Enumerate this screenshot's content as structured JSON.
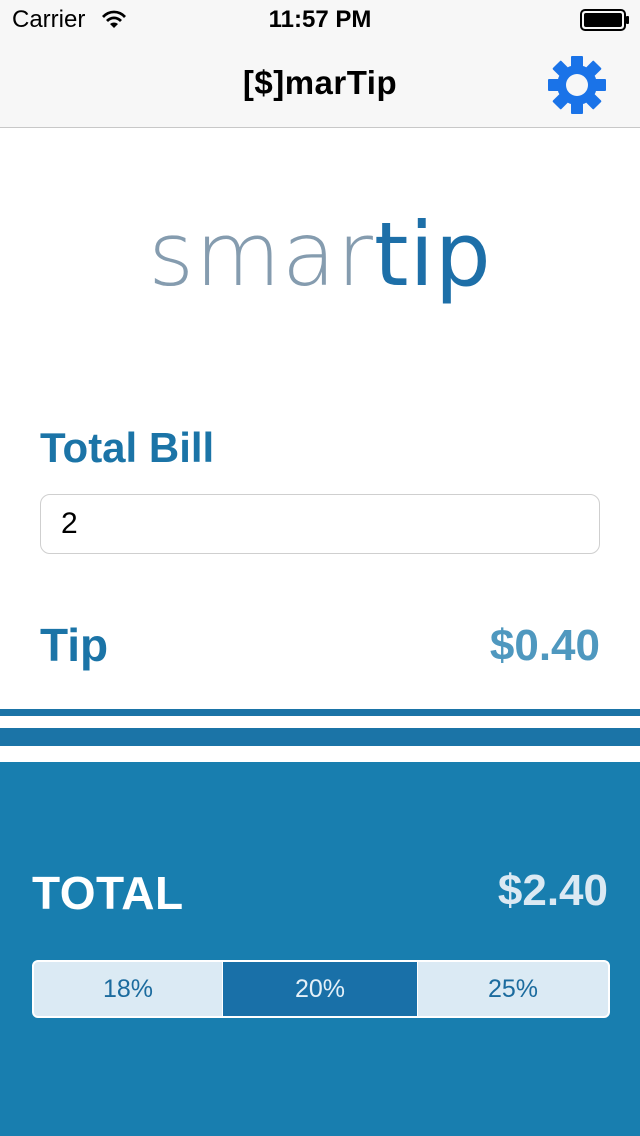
{
  "status_bar": {
    "carrier": "Carrier",
    "time": "11:57 PM",
    "wifi_icon": "wifi-icon",
    "battery_icon": "battery-icon"
  },
  "nav": {
    "title": "[$]marTip",
    "settings_icon": "gear-icon"
  },
  "logo": {
    "light_part": "smar",
    "bold_part": "tip"
  },
  "bill": {
    "label": "Total Bill",
    "value": "2"
  },
  "tip": {
    "label": "Tip",
    "amount": "$0.40"
  },
  "total": {
    "label": "TOTAL",
    "amount": "$2.40"
  },
  "tip_options": {
    "items": [
      "18%",
      "20%",
      "25%"
    ],
    "selected": "20%"
  },
  "colors": {
    "brand_blue": "#1b74a7",
    "panel_blue": "#187eaf",
    "selected_segment": "#1970a8",
    "settings_icon": "#1a73e8"
  }
}
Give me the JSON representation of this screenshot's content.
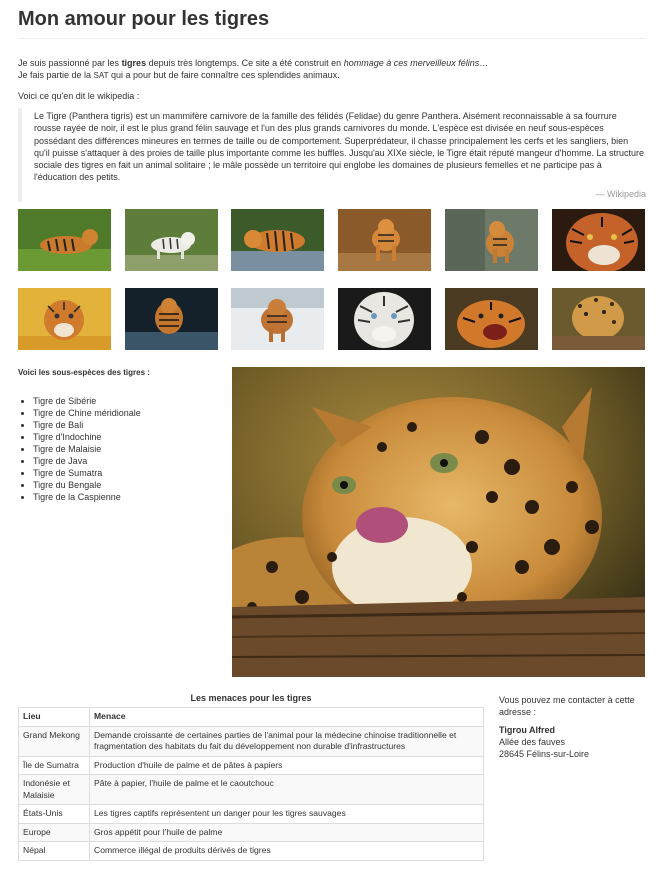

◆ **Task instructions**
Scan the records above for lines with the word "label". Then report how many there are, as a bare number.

◆ **Solution to the problem**
3